One time when I was working at the shelter, I was helping the Sisters take care of a child whose mother was a prostitute and had borne children with many different men. The mother was so disoriented that she wouldn't change the toddler's diaper for days at a time. As disheartening as it was to see how she treated her children, the Sisters prayed for a change of heart for the mother, over and over, and worked with her, teaching her about the little details of caring for a child. They had such joy and compassion and took the mother and child into the shelter and cared for them the best that they could. Little by little, I believe they helped win the mother over towards being a kinder mother. If they had condemned the mother, perhaps the child would have wound up in much worse situation.

Impressively, Mother Teresa wasn't just a brand-name of “pro-life.” She was relentlessly pro-life to the core, and proved it time and time again, such as by her strong words in front of Clinton and Gore at the National Prayer Breakfast in 1994. She also knew how to relate the respect for life to the prosperity of the family:

“God has made you and made me for greater things: to love and be loved. We are not just a number in the world – that's why it is so wonderful to recognize the presence of that unborn child, the gift of God. The greatest gift of God to a family is the child because it is the fruit of love... That is why as soon as a child is born, we give it a name, the name God has called from all eternity to love and to be loved... the most beautiful creation of God's love, the gift of God.”

She also wasn't afraid to “tell it like it is” when it comes to the teachings of Mother Church, which are always aimed at our greater good:

                  “We cannot solve all the problems in the world, but let us never bring in the worst problem of all and that is to destroy love. And this is what happens when we tell people to practice contraception and abortion. The poor are very great people. They can teach us so many beautiful things. Once, one of them came to thank us for teaching her natural family planning because it is nothing more than self-control out of love for each other, and what this poor person said is very true.”

Last but certainly not least, Mother knew that all good works – including the stellar achievement of raising up a Christian family – must be founded upon the wellspring of prayer. “The coming of Jesus at Christmas completed the Holy Family,” she said. “We must bring that presence of God into our families. And how do we do that? By praying. The family that prays together stays together, and if you stay together, you will love one another. If you pray your heart will become clean, and a clean heart can see God.”

During my years with the Sisters, I spent many mornings with them visiting the homes of the sick and the poor, urging their families to pray the Rosary together. Mother Teresa knew that if she could just get a family to lift their souls up to God together, a victory would be won, for now and for eternity.

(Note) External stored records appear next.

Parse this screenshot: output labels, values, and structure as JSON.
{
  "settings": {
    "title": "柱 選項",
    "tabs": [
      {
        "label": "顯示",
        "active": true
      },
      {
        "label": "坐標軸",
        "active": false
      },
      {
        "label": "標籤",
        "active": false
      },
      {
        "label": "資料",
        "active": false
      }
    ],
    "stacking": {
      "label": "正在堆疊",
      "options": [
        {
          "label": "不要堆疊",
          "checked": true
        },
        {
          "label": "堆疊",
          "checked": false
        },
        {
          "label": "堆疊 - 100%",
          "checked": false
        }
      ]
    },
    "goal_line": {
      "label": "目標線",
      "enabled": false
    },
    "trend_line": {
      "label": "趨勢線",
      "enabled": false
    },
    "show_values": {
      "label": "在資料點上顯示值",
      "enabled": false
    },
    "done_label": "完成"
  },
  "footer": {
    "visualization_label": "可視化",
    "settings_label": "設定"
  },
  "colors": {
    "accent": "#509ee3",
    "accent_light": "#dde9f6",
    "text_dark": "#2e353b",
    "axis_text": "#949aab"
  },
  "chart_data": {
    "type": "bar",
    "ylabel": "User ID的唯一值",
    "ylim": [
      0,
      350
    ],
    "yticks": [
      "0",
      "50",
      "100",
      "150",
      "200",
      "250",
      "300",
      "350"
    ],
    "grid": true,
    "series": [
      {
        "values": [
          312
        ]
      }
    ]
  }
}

As we approach the canonization of Mother Teresa of Calcutta, let us hear her voice resounding in our hearts, as well as within the walls of our homes, our “domestic churches.” She has volumes to speak to us as husbands, wives, parents, and even children – let's let her.